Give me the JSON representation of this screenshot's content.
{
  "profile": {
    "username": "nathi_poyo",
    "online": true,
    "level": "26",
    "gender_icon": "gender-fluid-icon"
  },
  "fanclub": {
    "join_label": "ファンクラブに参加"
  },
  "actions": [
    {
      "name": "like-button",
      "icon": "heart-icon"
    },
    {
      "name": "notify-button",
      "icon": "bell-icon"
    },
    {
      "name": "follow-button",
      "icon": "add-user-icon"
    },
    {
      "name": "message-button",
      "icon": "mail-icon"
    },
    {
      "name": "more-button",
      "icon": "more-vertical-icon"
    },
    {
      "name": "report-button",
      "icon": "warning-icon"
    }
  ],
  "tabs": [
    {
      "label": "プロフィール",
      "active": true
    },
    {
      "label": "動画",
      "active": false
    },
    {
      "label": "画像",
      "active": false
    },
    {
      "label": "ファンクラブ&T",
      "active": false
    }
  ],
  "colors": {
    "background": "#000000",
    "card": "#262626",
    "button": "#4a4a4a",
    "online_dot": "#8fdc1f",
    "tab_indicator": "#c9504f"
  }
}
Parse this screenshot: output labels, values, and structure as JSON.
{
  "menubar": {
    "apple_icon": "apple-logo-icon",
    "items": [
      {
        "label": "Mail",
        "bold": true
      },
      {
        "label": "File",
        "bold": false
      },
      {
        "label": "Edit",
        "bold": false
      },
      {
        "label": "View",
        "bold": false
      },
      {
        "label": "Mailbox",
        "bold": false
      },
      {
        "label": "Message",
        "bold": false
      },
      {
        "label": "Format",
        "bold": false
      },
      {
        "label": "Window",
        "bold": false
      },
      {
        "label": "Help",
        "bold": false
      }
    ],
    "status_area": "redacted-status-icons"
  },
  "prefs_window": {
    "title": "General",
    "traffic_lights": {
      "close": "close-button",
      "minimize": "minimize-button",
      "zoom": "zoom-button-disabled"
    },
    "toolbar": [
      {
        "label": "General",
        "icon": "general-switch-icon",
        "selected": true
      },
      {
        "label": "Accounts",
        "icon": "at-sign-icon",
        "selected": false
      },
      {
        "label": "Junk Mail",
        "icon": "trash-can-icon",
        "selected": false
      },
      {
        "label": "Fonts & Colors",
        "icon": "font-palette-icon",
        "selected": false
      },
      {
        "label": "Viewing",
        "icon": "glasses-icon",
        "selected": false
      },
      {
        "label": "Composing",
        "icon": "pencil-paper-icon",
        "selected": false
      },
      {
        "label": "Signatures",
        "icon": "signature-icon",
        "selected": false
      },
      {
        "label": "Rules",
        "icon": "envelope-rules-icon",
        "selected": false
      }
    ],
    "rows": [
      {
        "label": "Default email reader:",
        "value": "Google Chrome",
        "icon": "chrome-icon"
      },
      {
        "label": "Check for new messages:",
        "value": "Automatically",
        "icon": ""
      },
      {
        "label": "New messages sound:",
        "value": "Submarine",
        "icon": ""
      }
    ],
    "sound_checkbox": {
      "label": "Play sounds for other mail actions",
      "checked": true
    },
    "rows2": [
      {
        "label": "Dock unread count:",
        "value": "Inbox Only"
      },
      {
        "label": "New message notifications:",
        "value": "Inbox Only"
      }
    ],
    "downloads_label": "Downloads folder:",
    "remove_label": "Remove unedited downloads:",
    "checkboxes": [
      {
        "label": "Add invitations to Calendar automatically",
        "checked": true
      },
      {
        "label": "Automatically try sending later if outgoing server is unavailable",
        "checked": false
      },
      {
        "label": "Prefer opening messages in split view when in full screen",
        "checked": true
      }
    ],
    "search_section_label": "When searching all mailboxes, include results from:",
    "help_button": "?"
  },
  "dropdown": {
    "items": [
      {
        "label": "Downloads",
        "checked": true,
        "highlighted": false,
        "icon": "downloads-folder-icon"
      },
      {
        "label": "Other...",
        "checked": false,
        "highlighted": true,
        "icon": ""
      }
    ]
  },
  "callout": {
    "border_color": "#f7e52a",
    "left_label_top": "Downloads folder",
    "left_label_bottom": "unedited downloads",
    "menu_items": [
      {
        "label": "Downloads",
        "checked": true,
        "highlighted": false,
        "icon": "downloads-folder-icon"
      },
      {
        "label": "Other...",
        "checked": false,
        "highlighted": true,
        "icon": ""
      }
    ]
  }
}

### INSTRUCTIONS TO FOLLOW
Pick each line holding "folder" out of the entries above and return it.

### SOLUTION TO THE PROBLEM
    "downloads_label": "Downloads folder:",
        "icon": "downloads-folder-icon"
    "left_label_top": "Downloads folder",
        "icon": "downloads-folder-icon"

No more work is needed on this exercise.